Famous pot smokers aside. Last week, in a second bid to subvert the will of voters in ten states, the Bush Administration got the US Supreme Court to rule that the Feds can prosecute the sick for marijuana crimes when they are legally proscribed cannabis in states that have medical marijuana laws – and they have wasted no time in getting it done. We already know about the high costs of prohibition (especially in the North Country). We’d like to know where the states rights conservatives stand on this one, but we’re aware that the media is in their pocket so it was no surprise that the story quickly faded from public and the tough questions were never asked – or at least never answered.

It will have an impact in Vermont though, and in New York where a half-hearted reform of the draconian Rockefeller Drug Laws last year means that the battle over our last war — the War on Drugs (remember that one?), which has imprisoned millions of Americans and filled North Country jails and prisons with our non-violent neighbors, is far from over. A recent edition of public radio’s To the Point makes a good one – The War on Drugs has become the War on Pot. It only makes sense; people on the political left seem to smoke more pot after all.

A little history:

Draconian: From the Greek King Draco, whose laws were so severe they were said to be written in blood.

Marijuana Act of 1937 – First federal law to limit access to Marijuana via a tax (the original tax stamps like those that used to appear on cigarettes and booze) were recently auctioned off by the Treasury Department.

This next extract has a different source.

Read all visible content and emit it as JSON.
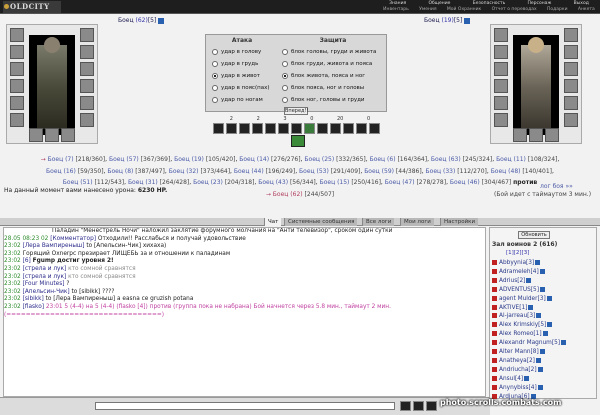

Marijuana was outlawed first in the west (particularly) California and Louisiana.

In Cali (now said to be home to America’s most potent pot) the impetus was the need to eliminate immigrant Mexican labor during the depression – since they were pretty much the only folks around smoking the weed, passing laws outlawing it and then arrested and deporting them was a great way to free up jobs for Okies and other white working poor.

In Louisiana, it was jazz musicians and racism that inspired the right-wing prosecutors to outlaw pot and wage a war against the evils it inspired – mainly that Negro music and it’s decadent dancing, which it was said led to white slavery, black on white rape, and you name it.


Tuesday, May 17, 2005

Historic Crimes

Regular readers know that ADK Almanack likes history, especially since we’re doomed to repeat it. That’s why we simply can’t believe that the powers that be will allow the historic Adirondack Railroad to be ripped up for scrap by corporate killer NL Industries (NCPR Report). Actually, we can believe it. Just take a look around – everywhere there are historic sites destroyed for little profit (if any). On Schroon Lake in the 1970’s the State of New York simply burned down the historic Scaroon Manor, there’s nothing left of that great historic hotel except what remains of the abandoned beach.

Cemeteries really get our blood boiling, like the Old Burying Ground in Keeseville that has been abandoned and vandalized over the years – or the Dresden Station Cemetery on Route 22 in Washington County that has been so neglected and overgrown that while hacking through the brush on a recent visit we noticed a buried stone, completely buried, face down, and when we turned it up, we discovered it was the grave of a Revolutionary War Veteran – we wonder what the graves of Vietnam or Iraq War vets will look like when they become history. » Continue Reading.